Challenge is arguably the most important experience that players seek in digital games. However, without a measure of how challenged players feel during the act of play, it is hard to design games that are neither too easy nor too hard and, therefore, truly enjoyable. Especially in industry, challenge is dominantly assessed by means of manual play testing(More)
Creativity cannot exist in a vacuum; it develops through feedback, learning, reflection and social interaction with others. However, this perspective has been relatively under-investigated in computational creativity research, which typically examines systems that operate individually. We develop a thought experiment showing how structured dialogues can(More)
Drawing on well-known examples of serendipity in scientific discovery, we develop a set of criteria that can be applied to model and evaluate serendipity in computational settings. We use design patterns, and the growth of a pattern language, as a way to describe the processes of discovery and invention that comprise serendipitous encounters. We show how(More)
The invention of fictional ideas is often a central process in the creative production of artefacts such as poems, music, paintings and games. Currently, fictional ideation is being studied by the Computational Creativity community within the WHIM European project. The aim of WHIM is to develop the What-If Machine, a software system capable of inventing,(More)
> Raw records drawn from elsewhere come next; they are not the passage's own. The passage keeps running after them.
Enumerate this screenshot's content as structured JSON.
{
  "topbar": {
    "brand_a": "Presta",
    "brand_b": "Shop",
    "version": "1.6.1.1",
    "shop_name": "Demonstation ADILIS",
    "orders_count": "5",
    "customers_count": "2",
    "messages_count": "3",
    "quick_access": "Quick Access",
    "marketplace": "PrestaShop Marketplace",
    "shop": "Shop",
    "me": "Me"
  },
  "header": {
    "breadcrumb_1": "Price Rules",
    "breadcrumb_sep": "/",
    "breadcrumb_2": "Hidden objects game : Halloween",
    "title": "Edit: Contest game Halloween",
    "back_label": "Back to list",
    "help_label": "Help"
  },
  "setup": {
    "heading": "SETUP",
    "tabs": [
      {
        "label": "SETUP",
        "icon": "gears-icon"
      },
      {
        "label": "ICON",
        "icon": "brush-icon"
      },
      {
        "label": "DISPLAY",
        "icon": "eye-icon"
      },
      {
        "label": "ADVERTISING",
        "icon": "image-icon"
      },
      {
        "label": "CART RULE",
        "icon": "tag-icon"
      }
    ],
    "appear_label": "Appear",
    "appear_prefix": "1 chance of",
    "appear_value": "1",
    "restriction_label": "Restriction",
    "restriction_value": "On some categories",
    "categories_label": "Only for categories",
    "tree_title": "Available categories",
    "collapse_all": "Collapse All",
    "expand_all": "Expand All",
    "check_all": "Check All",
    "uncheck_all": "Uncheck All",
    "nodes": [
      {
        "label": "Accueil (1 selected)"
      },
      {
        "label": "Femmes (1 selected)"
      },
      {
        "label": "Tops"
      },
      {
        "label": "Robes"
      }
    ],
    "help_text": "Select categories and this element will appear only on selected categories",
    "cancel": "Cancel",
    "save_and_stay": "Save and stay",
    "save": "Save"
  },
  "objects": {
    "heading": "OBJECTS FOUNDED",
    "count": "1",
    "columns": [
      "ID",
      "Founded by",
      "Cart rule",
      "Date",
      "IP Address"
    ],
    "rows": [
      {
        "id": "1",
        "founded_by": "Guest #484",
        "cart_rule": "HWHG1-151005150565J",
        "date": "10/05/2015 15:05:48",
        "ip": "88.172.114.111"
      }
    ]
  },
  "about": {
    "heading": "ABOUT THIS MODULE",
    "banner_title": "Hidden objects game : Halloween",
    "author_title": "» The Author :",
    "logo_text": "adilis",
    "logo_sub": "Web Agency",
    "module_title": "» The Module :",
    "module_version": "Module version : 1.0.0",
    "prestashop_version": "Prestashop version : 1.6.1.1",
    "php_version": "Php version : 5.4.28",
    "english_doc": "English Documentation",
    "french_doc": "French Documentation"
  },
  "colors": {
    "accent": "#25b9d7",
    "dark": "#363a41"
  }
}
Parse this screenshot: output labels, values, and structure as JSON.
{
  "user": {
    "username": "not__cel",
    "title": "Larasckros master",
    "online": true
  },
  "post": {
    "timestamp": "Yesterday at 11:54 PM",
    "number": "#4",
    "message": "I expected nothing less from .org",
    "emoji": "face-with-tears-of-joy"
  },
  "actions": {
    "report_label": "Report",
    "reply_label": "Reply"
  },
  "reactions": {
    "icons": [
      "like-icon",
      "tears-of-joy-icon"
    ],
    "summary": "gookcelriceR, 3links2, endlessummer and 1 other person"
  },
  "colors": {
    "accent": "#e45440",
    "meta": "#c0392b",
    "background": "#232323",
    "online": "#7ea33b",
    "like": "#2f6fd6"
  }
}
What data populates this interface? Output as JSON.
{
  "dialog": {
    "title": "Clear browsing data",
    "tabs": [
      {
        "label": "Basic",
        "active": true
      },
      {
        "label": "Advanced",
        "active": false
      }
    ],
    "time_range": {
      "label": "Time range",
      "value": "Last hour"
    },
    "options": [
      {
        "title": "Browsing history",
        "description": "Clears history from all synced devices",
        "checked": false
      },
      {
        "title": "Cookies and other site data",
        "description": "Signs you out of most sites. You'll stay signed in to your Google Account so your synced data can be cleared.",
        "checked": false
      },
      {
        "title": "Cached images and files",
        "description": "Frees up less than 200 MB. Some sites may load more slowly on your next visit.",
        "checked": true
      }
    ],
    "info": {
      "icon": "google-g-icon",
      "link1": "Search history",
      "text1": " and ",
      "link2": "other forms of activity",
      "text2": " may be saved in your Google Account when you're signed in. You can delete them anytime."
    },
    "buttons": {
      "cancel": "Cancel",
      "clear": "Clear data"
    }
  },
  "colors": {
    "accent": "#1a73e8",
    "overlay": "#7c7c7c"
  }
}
Self-organization and survival are inextricably bound to an agent’s ability to control and anticipate its environment. Here we assess both skills when multiple agents compete for a scarce resource. Drawing on insights from psychology, microsociology and control theory, we examine how different assumptions about the behaviour of an agent’s peers in the(More)
Non-player characters (NPCs) in games are traditionally hard-coded or dependent on pre-specified goals, and consequently struggle to behave sensibly in ever-changing and possibly unpredictable game worlds. To make them fit for new developments in procedural content generation, we introduce the principle of Coupled Empowerment Maximisation as an intrinsic(More)
There has been a strong tendency in distributed computational creativity systems to embrace embodied and situated agents for their flexible and adaptive behaviour. Intrinsically motivated agents are particularly successful in this respect, because they do not rely on externally specified goals, and can thus react flexibly to changes in open-ended(More)
A key challenge of procedural content generation (PCG) is to evoke a certain player experience (PX), when we have no direct control over the content which gives rise to that experience. We argue that neither the rigorous methods to assess PX in HCI, nor specialised methods in PCG are sufficient, because they rely on a human in the loop. We propose to(More)
Within the WHIM project, we study fictional ideation: processes for automatically inventing, assessing and presenting fictional ideas. Here we examine the foundational notion of the plausibility of fictional ideas, by performing an empirical study to surface the factors that affect judgements of plausibility. Our long term aim is to formalise a(More)